Even those outside of higher education have learned that projects at universities and colleges don’t simply wind down during the summer months. Fewer classes and activities—along with fewer people—on campus open up all sorts of possibilities.
At Northeastern, the months between graduation and fall term present the ideal opportunity for IT Services to upgrade classroom and administrative office technology identified as needing a refresh in ITS’s ongoing consultations with the Office of the Provost, Facilities, and other campus partners and leaders.
This past summer, 51 classrooms across Northeastern campuses in Boston, London, and Oakland were modernized, becoming Global Learning Spaces, adding to those created in Seattle and Vancouver earlier in the year. Each learning space provides wireless capabilities and the latest technology: an intuitive touch-screen room control panel; at least one camera, microphone, and large display; and both wired and wireless capabilities for instructors who wish to share content from their own device to the in-room display or with online participants.
The Global Learning Spaces moniker and the classrooms themselves were created in alignment with Northeastern’s goal to have learning spaces where instruction can be delivered anywhere to anyone—and easily.
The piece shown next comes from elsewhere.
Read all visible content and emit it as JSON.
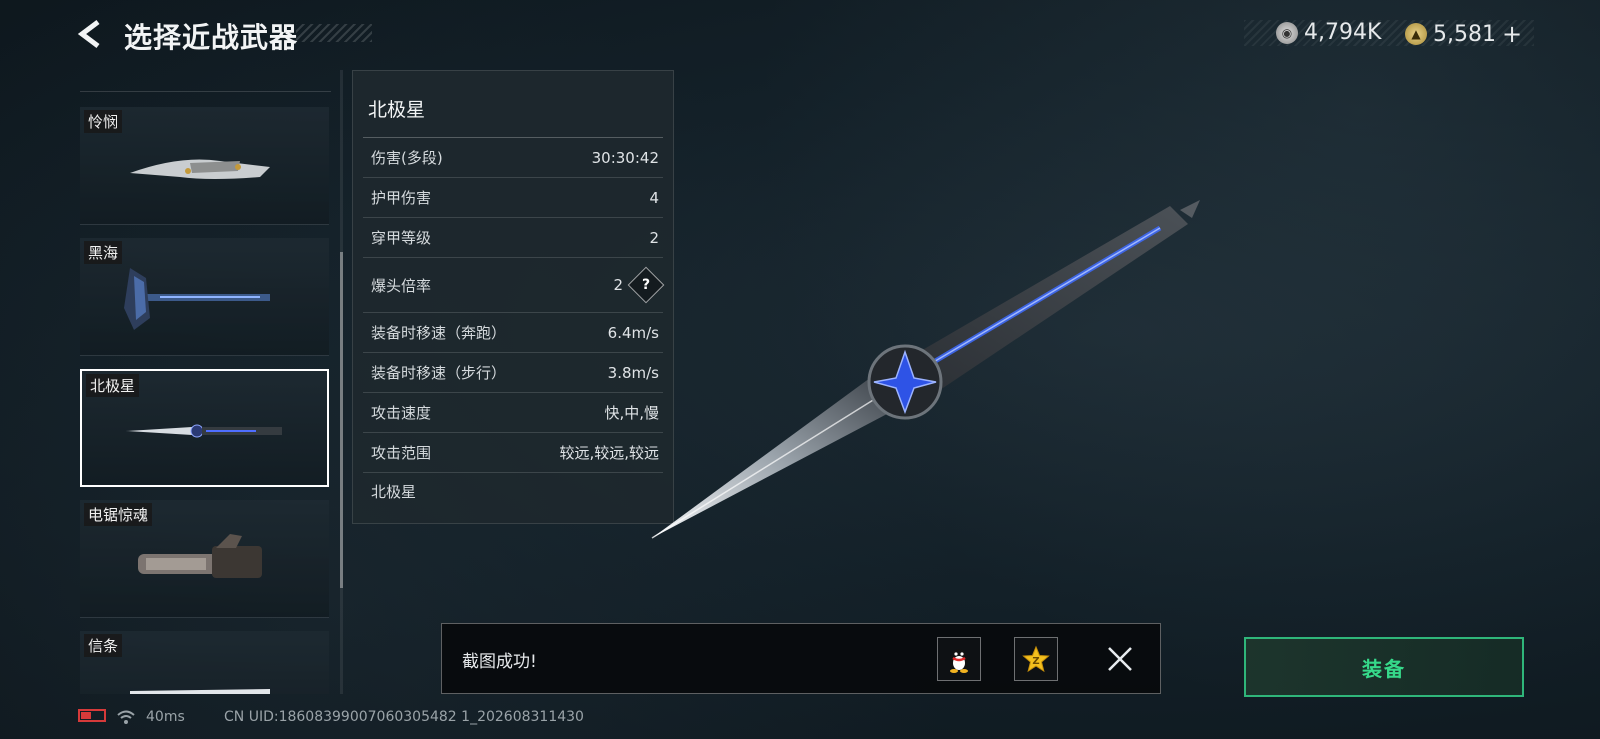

Beyond meeting faculty and student expectations for modern learning environments, the refurbished spaces all adhere to a set of technology standards that fulfill a new vision for a consistent teaching and learning experience across the university’s global campus system, a consistency that makes teaching easier for instructors and learning easier for students.
“These spaces enable faculty to teach globally, from Boston to Vancouver, from Toronto to London, from Charlotte to Oakland,” said Karen McCarthy, ITS’s deputy CIO and associate vice president of ITS operations. “We are committed to being a leading-edge global digital institution that allows us to reach learners across campuses and locations, wherever they may be.”
Not unexpectedly, the global pandemic drove improvements to teaching and collaboration technology. At the same time, in the global workforce, the increase in the number of employees working in a hybrid manner motivated companies to very quickly create new technology that’s better, less expensive, and easier to use, which transformed how classrooms leveraged it.
By necessity, ITS must thrive in this increasingly fast-paced environment and provide next-generation spaces and equipment. Prior to the start of the spring term and continuing throughout the summer, an additional 100 older classrooms were upgraded with touch panels that have a more intuitive, user-friendly interface. Among the redesigned panel’s many features, faculty overwhelmingly approved of the well-placed help button that, with one tap, alerts the classroom support team and triggers a message that help is on the way. Tapping the button after hours immediately connects instructors to elevated IT Service Desk support.
Along with updating some 150 classrooms this year, ITS also ensures that Northeastern’s employees across colleges and administrative units have access to the latest technology. Because technology standards are in place for classrooms, ITS has been able to quickly move forward with updating collaboration spaces, embracing Microsoft Teams and its full capabilities.
Tuned in to the latest technology and its abilities to streamline day-to-day tasks, a great many employees universitywide have sought ITS’s expertise for moving forward.
“The requests are coming fast and furious for ITS to upgrade administrative and office spaces to Microsoft Teams spaces,” McCarthy said. “Clearly, these requests are driven by an increasingly hybrid working environment and that, at any given time, we have colleagues working collaboratively across multiple Northeastern locations. There’s a real need for these spaces to be fully collaborative, enabling all employees to seamlessly work together, regardless of location.”
In a nutshell, classroom technology is now sought-after for office and team use, which is highly productive because, as workspaces adopt technology used in classrooms, “it all ties together and is becoming easier and easier to use,” McCarthy said. “Employees log on to Teams on their personal computer and join a team meeting in much the same way as they enter a meeting in a collaborative space. And because the technology found in our classrooms is similar, faculty and staff are growing more accustomed to using the technology in all venues for all types of collaboration.”
Beyond the Boston campus, ITS is partnering to launch technology upgrades across all of Northeastern’s global campuses, including Charlotte, London, Oakland, Toronto, and Vancouver. Because of the sheer number of spaces across the university’s global system—and the speed at which technology advances—room technology constitutes a continuous project: Upgrades to existing space and build-outs of new spaces and campuses are always being considered and planned for.
“Every year, ITS and its partners identify those classrooms that are really in need of an upgrade, and we target them for technology updates,” McCarthy said. “The process is ongoing and never stops. Every five years, if not increasingly more often, we need to examine rooms that we’ve already updated to determine if they need to be overhauled or simply refreshed. It’s a continuous process. Everything changes so quickly, and technology can be outdated in as little as three years.”
Notwithstanding technology’s speed of development, ITS is well positioned and equipped to keep pace. And the unit’s work to upgrade learning and office spaces each summer is a significant marker, indicative of its commitment to the vision for Northeastern’s digital transformation: to elevate the faculty and student experience, and to make the work of staff easier and more effortless.